Bottom Line: We found that the extracellular domain of cPTPRO is an antiadhesive, neurite inhibitory molecule for retinal neurons.This chemorepulsive effect could be regulated by the level of cGMP in the growth cone.Immunohistochemical examination of the retina indicated that cPTPRO has at least one heterophilic binding partner in the retina.

View Article: PubMed Central - PubMed

Affiliation: Neuroscience Program, University of Miami School of Medicine, Miami, FL 33136, USA.

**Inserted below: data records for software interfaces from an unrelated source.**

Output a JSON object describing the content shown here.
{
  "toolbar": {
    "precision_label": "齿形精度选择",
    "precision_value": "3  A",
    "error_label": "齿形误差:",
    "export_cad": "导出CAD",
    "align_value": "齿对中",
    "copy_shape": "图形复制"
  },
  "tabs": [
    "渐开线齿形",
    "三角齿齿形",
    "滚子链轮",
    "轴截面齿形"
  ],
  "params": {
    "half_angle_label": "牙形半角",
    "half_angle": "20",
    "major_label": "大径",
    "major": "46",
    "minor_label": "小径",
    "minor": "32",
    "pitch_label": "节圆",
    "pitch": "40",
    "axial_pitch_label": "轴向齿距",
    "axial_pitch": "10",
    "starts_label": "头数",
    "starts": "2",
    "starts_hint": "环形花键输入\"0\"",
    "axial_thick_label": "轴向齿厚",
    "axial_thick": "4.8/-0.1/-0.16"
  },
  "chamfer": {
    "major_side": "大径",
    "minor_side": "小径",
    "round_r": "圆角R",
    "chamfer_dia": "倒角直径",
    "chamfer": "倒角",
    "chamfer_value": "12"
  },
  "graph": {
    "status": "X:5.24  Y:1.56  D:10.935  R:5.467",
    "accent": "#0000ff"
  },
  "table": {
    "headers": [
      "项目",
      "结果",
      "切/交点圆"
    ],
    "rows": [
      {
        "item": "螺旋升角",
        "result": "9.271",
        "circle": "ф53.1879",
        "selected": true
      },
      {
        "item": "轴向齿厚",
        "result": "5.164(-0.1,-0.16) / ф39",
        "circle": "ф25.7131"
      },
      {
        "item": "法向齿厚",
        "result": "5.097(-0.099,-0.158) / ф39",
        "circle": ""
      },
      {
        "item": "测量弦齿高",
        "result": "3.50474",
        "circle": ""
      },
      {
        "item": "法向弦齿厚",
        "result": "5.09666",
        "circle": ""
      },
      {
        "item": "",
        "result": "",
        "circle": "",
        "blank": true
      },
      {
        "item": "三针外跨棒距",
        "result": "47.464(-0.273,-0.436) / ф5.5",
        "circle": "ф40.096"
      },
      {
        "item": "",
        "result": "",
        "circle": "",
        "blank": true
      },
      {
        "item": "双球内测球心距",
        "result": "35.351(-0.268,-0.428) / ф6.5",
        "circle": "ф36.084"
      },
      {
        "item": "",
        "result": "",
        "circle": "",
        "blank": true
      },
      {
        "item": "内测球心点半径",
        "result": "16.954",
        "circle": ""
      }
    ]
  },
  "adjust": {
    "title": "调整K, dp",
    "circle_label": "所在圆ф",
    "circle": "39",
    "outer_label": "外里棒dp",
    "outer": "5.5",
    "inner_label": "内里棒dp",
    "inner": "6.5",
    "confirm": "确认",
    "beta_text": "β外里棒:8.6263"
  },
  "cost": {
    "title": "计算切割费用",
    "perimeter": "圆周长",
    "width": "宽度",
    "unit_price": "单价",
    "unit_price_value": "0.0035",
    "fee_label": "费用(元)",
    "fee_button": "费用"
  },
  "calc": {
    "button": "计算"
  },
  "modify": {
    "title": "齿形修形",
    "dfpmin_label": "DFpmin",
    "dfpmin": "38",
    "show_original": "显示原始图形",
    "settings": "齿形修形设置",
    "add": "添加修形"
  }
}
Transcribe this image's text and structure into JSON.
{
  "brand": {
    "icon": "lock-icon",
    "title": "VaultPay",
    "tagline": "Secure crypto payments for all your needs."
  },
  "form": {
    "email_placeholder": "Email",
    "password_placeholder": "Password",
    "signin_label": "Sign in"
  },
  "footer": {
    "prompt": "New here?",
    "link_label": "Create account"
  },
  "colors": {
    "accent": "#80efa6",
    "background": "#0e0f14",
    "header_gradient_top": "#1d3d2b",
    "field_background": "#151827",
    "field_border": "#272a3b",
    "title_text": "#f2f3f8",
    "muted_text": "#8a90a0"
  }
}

ABSTRACT
Receptor protein tyrosine phosphatases (RPTPs) are implicated as regulators of axon growth and guidance. Genetic deletions in the fly have shown that type III RPTPs are important in axon pathfinding, but nothing is known about their function on a cellular level. Previous experiments in our lab have identified a type III RPTP, CRYP-2/cPTPRO, specifically expressed during the period of axon outgrowth in the chick brain; cPTPRO is expressed in the axons and growth cones of retinal and tectal projection neurons. We constructed a fusion protein containing the extracellular domain of cPTPRO fused to the Fc portion of mouse immunoglobulin G-1, and used it to perform in vitro functional assays. We found that the extracellular domain of cPTPRO is an antiadhesive, neurite inhibitory molecule for retinal neurons. In addition, cPTPRO had potent growth cone collapsing activity in vitro, and locally applied gradients of cPTPRO repelled growing retinal axons. This chemorepulsive effect could be regulated by the level of cGMP in the growth cone. Immunohistochemical examination of the retina indicated that cPTPRO has at least one heterophilic binding partner in the retina. Taken together, our results indicate that cPTPRO may act as a guidance cue for retinal ganglion cells during vertebrate development.

Show MeSH
Related in: MedlinePlus